- [Task prompt] What you return should match every entry, character for character.

- [Entries supplied]
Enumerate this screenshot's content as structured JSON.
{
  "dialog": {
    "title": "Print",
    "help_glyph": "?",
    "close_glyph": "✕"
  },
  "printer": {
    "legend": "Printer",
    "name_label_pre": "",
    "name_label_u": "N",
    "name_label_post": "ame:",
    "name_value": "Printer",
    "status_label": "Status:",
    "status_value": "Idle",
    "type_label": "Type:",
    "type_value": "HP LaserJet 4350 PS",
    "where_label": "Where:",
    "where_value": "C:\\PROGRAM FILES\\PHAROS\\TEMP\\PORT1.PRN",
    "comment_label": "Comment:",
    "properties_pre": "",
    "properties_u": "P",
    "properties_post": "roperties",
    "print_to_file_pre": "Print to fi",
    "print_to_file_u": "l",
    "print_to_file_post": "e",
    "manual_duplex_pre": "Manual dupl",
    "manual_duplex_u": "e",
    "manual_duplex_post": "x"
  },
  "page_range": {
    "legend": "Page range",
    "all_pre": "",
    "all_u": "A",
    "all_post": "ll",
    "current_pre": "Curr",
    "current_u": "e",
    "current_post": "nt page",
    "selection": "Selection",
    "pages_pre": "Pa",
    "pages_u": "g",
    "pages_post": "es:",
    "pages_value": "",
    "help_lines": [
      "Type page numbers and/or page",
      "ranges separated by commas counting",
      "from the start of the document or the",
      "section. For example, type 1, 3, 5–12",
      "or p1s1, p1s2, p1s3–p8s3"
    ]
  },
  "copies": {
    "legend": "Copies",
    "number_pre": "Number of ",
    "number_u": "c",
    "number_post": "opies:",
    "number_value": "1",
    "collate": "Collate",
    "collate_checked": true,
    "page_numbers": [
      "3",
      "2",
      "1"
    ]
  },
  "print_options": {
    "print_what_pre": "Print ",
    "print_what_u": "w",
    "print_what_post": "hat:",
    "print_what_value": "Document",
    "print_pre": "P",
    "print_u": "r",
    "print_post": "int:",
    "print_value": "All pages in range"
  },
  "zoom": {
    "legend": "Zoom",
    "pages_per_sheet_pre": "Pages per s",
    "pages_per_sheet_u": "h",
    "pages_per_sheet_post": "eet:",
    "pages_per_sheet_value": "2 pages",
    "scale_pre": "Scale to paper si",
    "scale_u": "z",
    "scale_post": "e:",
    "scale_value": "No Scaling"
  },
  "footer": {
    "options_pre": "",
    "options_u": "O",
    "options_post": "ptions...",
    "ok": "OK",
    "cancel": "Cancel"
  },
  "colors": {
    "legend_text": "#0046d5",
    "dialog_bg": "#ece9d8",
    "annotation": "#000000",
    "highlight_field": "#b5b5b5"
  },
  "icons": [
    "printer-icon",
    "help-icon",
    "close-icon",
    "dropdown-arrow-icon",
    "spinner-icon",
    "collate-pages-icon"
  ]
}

- [Answer space]
Enumerate this screenshot's content as structured JSON.
{
  "dialog": {
    "title": "Print",
    "help_glyph": "?",
    "close_glyph": "✕"
  },
  "printer": {
    "legend": "Printer",
    "name_label_pre": "",
    "name_label_u": "N",
    "name_label_post": "ame:",
    "name_value": "Printer",
    "status_label": "Status:",
    "status_value": "Idle",
    "type_label": "Type:",
    "type_value": "HP LaserJet 4350 PS",
    "where_label": "Where:",
    "where_value": "C:\\PROGRAM FILES\\PHAROS\\TEMP\\PORT1.PRN",
    "comment_label": "Comment:",
    "properties_pre": "",
    "properties_u": "P",
    "properties_post": "roperties",
    "print_to_file_pre": "Print to fi",
    "print_to_file_u": "l",
    "print_to_file_post": "e",
    "manual_duplex_pre": "Manual dupl",
    "manual_duplex_u": "e",
    "manual_duplex_post": "x"
  },
  "page_range": {
    "legend": "Page range",
    "all_pre": "",
    "all_u": "A",
    "all_post": "ll",
    "current_pre": "Curr",
    "current_u": "e",
    "current_post": "nt page",
    "selection": "Selection",
    "pages_pre": "Pa",
    "pages_u": "g",
    "pages_post": "es:",
    "pages_value": "",
    "help_lines": [
      "Type page numbers and/or page",
      "ranges separated by commas counting",
      "from the start of the document or the",
      "section. For example, type 1, 3, 5–12",
      "or p1s1, p1s2, p1s3–p8s3"
    ]
  },
  "copies": {
    "legend": "Copies",
    "number_pre": "Number of ",
    "number_u": "c",
    "number_post": "opies:",
    "number_value": "1",
    "collate": "Collate",
    "collate_checked": true,
    "page_numbers": [
      "3",
      "2",
      "1"
    ]
  },
  "print_options": {
    "print_what_pre": "Print ",
    "print_what_u": "w",
    "print_what_post": "hat:",
    "print_what_value": "Document",
    "print_pre": "P",
    "print_u": "r",
    "print_post": "int:",
    "print_value": "All pages in range"
  },
  "zoom": {
    "legend": "Zoom",
    "pages_per_sheet_pre": "Pages per s",
    "pages_per_sheet_u": "h",
    "pages_per_sheet_post": "eet:",
    "pages_per_sheet_value": "2 pages",
    "scale_pre": "Scale to paper si",
    "scale_u": "z",
    "scale_post": "e:",
    "scale_value": "No Scaling"
  },
  "footer": {
    "options_pre": "",
    "options_u": "O",
    "options_post": "ptions...",
    "ok": "OK",
    "cancel": "Cancel"
  },
  "colors": {
    "legend_text": "#0046d5",
    "dialog_bg": "#ece9d8",
    "annotation": "#000000",
    "highlight_field": "#b5b5b5"
  },
  "icons": [
    "printer-icon",
    "help-icon",
    "close-icon",
    "dropdown-arrow-icon",
    "spinner-icon",
    "collate-pages-icon"
  ]
}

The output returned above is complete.